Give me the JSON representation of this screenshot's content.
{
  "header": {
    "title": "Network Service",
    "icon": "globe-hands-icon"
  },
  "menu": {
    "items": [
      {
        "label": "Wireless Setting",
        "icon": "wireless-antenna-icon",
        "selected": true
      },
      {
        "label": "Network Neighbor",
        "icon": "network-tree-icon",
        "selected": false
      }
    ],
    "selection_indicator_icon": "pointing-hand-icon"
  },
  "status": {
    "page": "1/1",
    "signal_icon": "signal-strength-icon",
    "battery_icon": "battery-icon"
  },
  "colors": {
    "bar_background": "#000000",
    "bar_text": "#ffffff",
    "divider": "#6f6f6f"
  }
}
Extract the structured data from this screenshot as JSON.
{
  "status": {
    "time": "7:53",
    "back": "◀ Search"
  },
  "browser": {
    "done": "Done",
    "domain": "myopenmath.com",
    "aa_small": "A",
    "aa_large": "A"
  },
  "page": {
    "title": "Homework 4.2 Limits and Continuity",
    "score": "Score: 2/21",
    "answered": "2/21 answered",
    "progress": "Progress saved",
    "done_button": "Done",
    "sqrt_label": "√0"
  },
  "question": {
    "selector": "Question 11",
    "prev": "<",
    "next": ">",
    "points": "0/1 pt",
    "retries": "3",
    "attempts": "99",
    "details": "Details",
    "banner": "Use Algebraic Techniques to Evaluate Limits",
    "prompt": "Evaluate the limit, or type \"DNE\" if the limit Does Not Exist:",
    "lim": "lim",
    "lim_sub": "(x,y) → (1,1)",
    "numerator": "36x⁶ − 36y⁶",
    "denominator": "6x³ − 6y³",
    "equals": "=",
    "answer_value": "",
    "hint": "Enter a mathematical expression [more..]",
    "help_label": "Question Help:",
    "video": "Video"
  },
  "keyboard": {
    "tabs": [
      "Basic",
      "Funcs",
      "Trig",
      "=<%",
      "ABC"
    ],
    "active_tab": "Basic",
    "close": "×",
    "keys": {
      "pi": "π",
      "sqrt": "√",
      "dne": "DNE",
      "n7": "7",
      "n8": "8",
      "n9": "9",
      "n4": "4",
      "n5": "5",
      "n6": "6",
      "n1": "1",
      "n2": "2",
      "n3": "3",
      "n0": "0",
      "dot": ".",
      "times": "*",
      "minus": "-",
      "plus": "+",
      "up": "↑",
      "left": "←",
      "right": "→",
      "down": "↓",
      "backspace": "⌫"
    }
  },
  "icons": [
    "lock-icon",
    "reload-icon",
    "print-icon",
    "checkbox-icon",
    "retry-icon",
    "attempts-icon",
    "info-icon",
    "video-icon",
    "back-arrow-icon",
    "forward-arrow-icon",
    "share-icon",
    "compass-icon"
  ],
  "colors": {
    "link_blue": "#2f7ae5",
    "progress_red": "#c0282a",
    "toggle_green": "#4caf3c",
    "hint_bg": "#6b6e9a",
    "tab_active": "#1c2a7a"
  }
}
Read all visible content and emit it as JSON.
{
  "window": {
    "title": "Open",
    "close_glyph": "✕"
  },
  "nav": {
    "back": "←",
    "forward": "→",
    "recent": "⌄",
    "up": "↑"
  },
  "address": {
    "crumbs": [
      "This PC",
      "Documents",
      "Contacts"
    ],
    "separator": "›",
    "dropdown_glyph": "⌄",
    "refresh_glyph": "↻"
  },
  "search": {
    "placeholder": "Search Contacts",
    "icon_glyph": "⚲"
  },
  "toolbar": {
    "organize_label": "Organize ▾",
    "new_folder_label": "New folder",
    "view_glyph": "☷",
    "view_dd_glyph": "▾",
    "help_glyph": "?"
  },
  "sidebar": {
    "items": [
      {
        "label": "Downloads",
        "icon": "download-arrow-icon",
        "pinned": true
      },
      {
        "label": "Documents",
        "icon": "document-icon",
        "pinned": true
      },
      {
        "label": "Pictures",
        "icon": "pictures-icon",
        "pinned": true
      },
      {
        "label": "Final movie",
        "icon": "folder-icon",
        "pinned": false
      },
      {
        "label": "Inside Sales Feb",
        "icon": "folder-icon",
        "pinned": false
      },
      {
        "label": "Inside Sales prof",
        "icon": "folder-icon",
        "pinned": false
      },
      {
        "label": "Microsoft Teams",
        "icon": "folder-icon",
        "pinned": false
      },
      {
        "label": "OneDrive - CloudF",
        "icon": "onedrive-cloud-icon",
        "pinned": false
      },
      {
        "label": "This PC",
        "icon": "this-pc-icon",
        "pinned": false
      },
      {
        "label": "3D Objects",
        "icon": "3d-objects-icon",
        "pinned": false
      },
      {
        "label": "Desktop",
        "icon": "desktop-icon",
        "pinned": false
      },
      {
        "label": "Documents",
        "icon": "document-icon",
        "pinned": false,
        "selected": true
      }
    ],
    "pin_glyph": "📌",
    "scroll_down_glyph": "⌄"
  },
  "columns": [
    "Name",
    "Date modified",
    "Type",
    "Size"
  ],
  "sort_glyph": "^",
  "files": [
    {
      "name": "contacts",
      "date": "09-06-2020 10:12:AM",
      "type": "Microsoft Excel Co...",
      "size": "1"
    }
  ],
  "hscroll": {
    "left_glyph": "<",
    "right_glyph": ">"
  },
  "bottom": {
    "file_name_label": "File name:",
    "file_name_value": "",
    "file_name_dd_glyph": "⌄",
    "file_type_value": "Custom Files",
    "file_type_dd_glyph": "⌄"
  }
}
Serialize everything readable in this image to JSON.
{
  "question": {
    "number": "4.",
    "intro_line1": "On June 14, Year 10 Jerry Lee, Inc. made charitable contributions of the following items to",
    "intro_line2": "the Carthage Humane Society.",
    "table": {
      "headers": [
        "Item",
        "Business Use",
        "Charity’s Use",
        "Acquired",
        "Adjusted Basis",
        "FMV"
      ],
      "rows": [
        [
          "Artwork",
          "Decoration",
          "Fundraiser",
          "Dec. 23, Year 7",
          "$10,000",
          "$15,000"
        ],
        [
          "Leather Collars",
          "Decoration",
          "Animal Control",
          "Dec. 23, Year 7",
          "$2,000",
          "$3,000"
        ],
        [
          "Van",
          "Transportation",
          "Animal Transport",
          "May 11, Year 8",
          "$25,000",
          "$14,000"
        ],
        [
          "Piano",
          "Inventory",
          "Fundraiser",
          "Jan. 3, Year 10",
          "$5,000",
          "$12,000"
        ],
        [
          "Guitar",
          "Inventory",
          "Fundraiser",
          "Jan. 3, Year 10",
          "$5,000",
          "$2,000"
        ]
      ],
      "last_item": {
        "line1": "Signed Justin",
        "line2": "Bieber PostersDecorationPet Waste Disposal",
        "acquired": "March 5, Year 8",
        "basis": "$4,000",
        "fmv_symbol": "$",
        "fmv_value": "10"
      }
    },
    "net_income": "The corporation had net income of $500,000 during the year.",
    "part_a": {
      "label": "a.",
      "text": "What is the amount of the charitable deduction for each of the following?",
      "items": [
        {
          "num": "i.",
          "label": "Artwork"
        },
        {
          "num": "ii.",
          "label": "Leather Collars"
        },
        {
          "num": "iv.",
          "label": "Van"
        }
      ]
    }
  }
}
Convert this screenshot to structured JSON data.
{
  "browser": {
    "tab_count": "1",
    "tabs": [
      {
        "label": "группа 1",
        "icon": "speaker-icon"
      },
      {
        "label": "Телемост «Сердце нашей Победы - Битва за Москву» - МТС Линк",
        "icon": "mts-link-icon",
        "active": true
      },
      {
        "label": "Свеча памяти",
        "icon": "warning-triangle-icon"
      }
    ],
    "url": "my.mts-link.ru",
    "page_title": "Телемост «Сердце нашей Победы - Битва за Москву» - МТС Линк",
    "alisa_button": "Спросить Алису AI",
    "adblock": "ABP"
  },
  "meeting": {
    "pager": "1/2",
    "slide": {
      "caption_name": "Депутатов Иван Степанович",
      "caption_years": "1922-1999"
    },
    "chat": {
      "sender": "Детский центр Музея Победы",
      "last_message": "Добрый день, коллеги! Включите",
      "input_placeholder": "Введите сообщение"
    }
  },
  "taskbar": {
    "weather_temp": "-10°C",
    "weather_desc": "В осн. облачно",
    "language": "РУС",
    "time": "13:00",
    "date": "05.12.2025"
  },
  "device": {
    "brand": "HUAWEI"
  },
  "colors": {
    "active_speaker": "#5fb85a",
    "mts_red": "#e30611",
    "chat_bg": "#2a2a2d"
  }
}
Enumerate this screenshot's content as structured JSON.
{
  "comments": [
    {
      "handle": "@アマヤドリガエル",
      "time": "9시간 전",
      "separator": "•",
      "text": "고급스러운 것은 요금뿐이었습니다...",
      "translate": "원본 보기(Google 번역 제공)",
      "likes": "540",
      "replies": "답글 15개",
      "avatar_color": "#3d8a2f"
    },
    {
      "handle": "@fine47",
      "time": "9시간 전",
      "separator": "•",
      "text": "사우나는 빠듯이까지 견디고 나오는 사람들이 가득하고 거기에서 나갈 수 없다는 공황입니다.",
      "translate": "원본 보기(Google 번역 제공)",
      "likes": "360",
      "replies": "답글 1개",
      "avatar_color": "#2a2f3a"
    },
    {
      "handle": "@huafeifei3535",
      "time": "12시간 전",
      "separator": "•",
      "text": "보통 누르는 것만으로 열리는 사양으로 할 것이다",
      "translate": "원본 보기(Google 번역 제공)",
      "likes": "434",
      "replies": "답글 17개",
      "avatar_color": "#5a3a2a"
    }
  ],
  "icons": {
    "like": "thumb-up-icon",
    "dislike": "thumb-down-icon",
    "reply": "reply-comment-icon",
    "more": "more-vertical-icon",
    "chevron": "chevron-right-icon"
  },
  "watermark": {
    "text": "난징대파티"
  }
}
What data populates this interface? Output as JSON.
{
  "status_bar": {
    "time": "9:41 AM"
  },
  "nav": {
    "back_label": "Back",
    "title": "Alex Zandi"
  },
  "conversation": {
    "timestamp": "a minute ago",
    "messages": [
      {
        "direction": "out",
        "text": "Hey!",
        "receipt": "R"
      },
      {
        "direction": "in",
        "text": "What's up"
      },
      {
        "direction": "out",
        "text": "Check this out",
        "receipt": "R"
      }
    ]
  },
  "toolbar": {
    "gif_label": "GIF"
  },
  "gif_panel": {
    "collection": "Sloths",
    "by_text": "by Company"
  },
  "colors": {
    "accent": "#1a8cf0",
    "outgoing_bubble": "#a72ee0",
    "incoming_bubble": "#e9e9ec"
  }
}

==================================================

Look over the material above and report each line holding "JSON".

Give me the JSON representation of this screenshot's content.
Extract the structured data from this screenshot as JSON.
Read all visible content and emit it as JSON.
Serialize everything readable in this image to JSON.
Convert this screenshot to structured JSON data.
Enumerate this screenshot's content as structured JSON.
What data populates this interface? Output as JSON.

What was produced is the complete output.